[Component data from apps and pages]
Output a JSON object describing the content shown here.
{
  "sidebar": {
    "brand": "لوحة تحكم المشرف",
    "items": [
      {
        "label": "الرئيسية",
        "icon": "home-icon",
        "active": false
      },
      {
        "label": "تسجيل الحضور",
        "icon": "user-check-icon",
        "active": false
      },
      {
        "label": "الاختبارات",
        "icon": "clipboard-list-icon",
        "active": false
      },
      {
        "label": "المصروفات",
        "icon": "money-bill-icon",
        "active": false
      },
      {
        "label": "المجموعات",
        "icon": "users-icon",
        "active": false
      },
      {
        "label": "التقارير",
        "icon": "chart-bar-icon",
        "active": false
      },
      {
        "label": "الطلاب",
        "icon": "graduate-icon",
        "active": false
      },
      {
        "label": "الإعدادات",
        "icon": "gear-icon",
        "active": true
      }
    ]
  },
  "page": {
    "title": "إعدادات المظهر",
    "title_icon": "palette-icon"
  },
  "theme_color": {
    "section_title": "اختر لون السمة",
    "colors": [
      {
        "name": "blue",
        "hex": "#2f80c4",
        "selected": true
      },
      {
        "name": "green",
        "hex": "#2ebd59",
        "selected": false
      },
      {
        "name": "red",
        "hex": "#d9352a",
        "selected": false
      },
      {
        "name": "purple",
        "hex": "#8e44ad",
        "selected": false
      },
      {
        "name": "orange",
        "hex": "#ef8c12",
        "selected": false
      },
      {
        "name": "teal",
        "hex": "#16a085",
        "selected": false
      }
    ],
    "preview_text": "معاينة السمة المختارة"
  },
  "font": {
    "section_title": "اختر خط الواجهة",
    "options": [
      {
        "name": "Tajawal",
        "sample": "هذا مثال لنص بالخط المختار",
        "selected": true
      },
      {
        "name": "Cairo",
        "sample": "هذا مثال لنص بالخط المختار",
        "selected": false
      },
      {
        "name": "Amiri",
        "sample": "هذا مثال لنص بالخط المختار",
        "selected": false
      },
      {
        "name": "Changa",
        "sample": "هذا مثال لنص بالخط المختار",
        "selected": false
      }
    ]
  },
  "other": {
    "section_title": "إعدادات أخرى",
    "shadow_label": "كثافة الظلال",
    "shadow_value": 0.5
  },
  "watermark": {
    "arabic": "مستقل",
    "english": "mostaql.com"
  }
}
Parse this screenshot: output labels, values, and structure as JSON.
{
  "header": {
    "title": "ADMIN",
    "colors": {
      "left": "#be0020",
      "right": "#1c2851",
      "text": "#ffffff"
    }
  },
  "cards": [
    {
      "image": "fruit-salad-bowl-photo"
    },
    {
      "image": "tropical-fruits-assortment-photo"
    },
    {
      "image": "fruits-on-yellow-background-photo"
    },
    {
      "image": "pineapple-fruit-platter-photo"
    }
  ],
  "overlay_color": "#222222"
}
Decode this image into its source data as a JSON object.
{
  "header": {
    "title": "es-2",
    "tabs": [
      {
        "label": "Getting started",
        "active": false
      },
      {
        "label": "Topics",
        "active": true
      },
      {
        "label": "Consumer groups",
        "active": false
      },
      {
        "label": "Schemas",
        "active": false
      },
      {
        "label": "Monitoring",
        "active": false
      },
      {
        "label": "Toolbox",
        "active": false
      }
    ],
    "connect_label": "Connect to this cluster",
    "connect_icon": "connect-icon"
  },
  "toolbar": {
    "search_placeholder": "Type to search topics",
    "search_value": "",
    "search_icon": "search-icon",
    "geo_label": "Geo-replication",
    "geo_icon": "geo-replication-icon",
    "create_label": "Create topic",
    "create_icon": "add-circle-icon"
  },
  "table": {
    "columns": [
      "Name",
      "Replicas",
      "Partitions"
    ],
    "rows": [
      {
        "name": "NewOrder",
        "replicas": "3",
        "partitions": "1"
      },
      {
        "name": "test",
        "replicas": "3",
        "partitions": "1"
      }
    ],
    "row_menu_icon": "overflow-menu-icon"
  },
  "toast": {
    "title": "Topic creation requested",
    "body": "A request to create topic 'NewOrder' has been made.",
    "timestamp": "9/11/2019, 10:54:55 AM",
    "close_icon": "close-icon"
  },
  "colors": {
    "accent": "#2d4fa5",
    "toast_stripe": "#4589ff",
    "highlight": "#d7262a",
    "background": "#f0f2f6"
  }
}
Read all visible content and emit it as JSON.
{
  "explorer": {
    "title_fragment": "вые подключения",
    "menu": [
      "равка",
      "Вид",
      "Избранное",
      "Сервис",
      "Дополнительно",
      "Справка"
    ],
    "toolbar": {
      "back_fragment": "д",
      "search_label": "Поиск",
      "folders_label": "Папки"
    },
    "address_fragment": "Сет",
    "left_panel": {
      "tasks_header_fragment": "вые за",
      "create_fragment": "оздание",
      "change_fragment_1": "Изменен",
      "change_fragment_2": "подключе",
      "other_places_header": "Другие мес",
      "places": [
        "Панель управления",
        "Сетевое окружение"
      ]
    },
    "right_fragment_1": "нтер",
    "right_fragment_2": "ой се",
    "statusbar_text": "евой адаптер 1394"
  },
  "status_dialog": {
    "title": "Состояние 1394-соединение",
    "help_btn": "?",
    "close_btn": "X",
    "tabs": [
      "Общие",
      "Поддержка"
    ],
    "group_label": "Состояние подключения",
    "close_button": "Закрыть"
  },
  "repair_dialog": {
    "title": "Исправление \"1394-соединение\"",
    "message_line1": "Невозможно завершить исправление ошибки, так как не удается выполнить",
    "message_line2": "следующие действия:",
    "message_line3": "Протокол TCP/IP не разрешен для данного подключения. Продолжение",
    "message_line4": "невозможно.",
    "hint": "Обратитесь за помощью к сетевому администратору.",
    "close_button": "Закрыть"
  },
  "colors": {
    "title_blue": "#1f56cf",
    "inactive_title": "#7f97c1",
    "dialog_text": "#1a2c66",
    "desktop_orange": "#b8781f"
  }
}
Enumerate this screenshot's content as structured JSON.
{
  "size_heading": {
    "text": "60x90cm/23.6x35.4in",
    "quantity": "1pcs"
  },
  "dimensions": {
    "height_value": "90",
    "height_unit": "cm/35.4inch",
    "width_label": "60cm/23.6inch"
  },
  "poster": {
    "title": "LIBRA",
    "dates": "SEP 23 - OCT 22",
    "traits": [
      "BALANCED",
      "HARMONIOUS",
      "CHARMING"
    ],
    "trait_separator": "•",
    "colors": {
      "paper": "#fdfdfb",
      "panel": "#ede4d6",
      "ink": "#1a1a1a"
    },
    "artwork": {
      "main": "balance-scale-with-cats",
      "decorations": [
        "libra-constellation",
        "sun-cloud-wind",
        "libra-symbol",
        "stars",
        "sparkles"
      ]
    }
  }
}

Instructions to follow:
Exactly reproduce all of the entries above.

Task answer:
Output a JSON object describing the content shown here.
{
  "sidebar": {
    "brand": "لوحة تحكم المشرف",
    "items": [
      {
        "label": "الرئيسية",
        "icon": "home-icon",
        "active": false
      },
      {
        "label": "تسجيل الحضور",
        "icon": "user-check-icon",
        "active": false
      },
      {
        "label": "الاختبارات",
        "icon": "clipboard-list-icon",
        "active": false
      },
      {
        "label": "المصروفات",
        "icon": "money-bill-icon",
        "active": false
      },
      {
        "label": "المجموعات",
        "icon": "users-icon",
        "active": false
      },
      {
        "label": "التقارير",
        "icon": "chart-bar-icon",
        "active": false
      },
      {
        "label": "الطلاب",
        "icon": "graduate-icon",
        "active": false
      },
      {
        "label": "الإعدادات",
        "icon": "gear-icon",
        "active": true
      }
    ]
  },
  "page": {
    "title": "إعدادات المظهر",
    "title_icon": "palette-icon"
  },
  "theme_color": {
    "section_title": "اختر لون السمة",
    "colors": [
      {
        "name": "blue",
        "hex": "#2f80c4",
        "selected": true
      },
      {
        "name": "green",
        "hex": "#2ebd59",
        "selected": false
      },
      {
        "name": "red",
        "hex": "#d9352a",
        "selected": false
      },
      {
        "name": "purple",
        "hex": "#8e44ad",
        "selected": false
      },
      {
        "name": "orange",
        "hex": "#ef8c12",
        "selected": false
      },
      {
        "name": "teal",
        "hex": "#16a085",
        "selected": false
      }
    ],
    "preview_text": "معاينة السمة المختارة"
  },
  "font": {
    "section_title": "اختر خط الواجهة",
    "options": [
      {
        "name": "Tajawal",
        "sample": "هذا مثال لنص بالخط المختار",
        "selected": true
      },
      {
        "name": "Cairo",
        "sample": "هذا مثال لنص بالخط المختار",
        "selected": false
      },
      {
        "name": "Amiri",
        "sample": "هذا مثال لنص بالخط المختار",
        "selected": false
      },
      {
        "name": "Changa",
        "sample": "هذا مثال لنص بالخط المختار",
        "selected": false
      }
    ]
  },
  "other": {
    "section_title": "إعدادات أخرى",
    "shadow_label": "كثافة الظلال",
    "shadow_value": 0.5
  },
  "watermark": {
    "arabic": "مستقل",
    "english": "mostaql.com"
  }
}
Parse this screenshot: output labels, values, and structure as JSON.
{
  "header": {
    "title": "ADMIN",
    "colors": {
      "left": "#be0020",
      "right": "#1c2851",
      "text": "#ffffff"
    }
  },
  "cards": [
    {
      "image": "fruit-salad-bowl-photo"
    },
    {
      "image": "tropical-fruits-assortment-photo"
    },
    {
      "image": "fruits-on-yellow-background-photo"
    },
    {
      "image": "pineapple-fruit-platter-photo"
    }
  ],
  "overlay_color": "#222222"
}
Decode this image into its source data as a JSON object.
{
  "header": {
    "title": "es-2",
    "tabs": [
      {
        "label": "Getting started",
        "active": false
      },
      {
        "label": "Topics",
        "active": true
      },
      {
        "label": "Consumer groups",
        "active": false
      },
      {
        "label": "Schemas",
        "active": false
      },
      {
        "label": "Monitoring",
        "active": false
      },
      {
        "label": "Toolbox",
        "active": false
      }
    ],
    "connect_label": "Connect to this cluster",
    "connect_icon": "connect-icon"
  },
  "toolbar": {
    "search_placeholder": "Type to search topics",
    "search_value": "",
    "search_icon": "search-icon",
    "geo_label": "Geo-replication",
    "geo_icon": "geo-replication-icon",
    "create_label": "Create topic",
    "create_icon": "add-circle-icon"
  },
  "table": {
    "columns": [
      "Name",
      "Replicas",
      "Partitions"
    ],
    "rows": [
      {
        "name": "NewOrder",
        "replicas": "3",
        "partitions": "1"
      },
      {
        "name": "test",
        "replicas": "3",
        "partitions": "1"
      }
    ],
    "row_menu_icon": "overflow-menu-icon"
  },
  "toast": {
    "title": "Topic creation requested",
    "body": "A request to create topic 'NewOrder' has been made.",
    "timestamp": "9/11/2019, 10:54:55 AM",
    "close_icon": "close-icon"
  },
  "colors": {
    "accent": "#2d4fa5",
    "toast_stripe": "#4589ff",
    "highlight": "#d7262a",
    "background": "#f0f2f6"
  }
}
Read all visible content and emit it as JSON.
{
  "explorer": {
    "title_fragment": "вые подключения",
    "menu": [
      "равка",
      "Вид",
      "Избранное",
      "Сервис",
      "Дополнительно",
      "Справка"
    ],
    "toolbar": {
      "back_fragment": "д",
      "search_label": "Поиск",
      "folders_label": "Папки"
    },
    "address_fragment": "Сет",
    "left_panel": {
      "tasks_header_fragment": "вые за",
      "create_fragment": "оздание",
      "change_fragment_1": "Изменен",
      "change_fragment_2": "подключе",
      "other_places_header": "Другие мес",
      "places": [
        "Панель управления",
        "Сетевое окружение"
      ]
    },
    "right_fragment_1": "нтер",
    "right_fragment_2": "ой се",
    "statusbar_text": "евой адаптер 1394"
  },
  "status_dialog": {
    "title": "Состояние 1394-соединение",
    "help_btn": "?",
    "close_btn": "X",
    "tabs": [
      "Общие",
      "Поддержка"
    ],
    "group_label": "Состояние подключения",
    "close_button": "Закрыть"
  },
  "repair_dialog": {
    "title": "Исправление \"1394-соединение\"",
    "message_line1": "Невозможно завершить исправление ошибки, так как не удается выполнить",
    "message_line2": "следующие действия:",
    "message_line3": "Протокол TCP/IP не разрешен для данного подключения. Продолжение",
    "message_line4": "невозможно.",
    "hint": "Обратитесь за помощью к сетевому администратору.",
    "close_button": "Закрыть"
  },
  "colors": {
    "title_blue": "#1f56cf",
    "inactive_title": "#7f97c1",
    "dialog_text": "#1a2c66",
    "desktop_orange": "#b8781f"
  }
}
Enumerate this screenshot's content as structured JSON.
{
  "size_heading": {
    "text": "60x90cm/23.6x35.4in",
    "quantity": "1pcs"
  },
  "dimensions": {
    "height_value": "90",
    "height_unit": "cm/35.4inch",
    "width_label": "60cm/23.6inch"
  },
  "poster": {
    "title": "LIBRA",
    "dates": "SEP 23 - OCT 22",
    "traits": [
      "BALANCED",
      "HARMONIOUS",
      "CHARMING"
    ],
    "trait_separator": "•",
    "colors": {
      "paper": "#fdfdfb",
      "panel": "#ede4d6",
      "ink": "#1a1a1a"
    },
    "artwork": {
      "main": "balance-scale-with-cats",
      "decorations": [
        "libra-constellation",
        "sun-cloud-wind",
        "libra-symbol",
        "stars",
        "sparkles"
      ]
    }
  }
}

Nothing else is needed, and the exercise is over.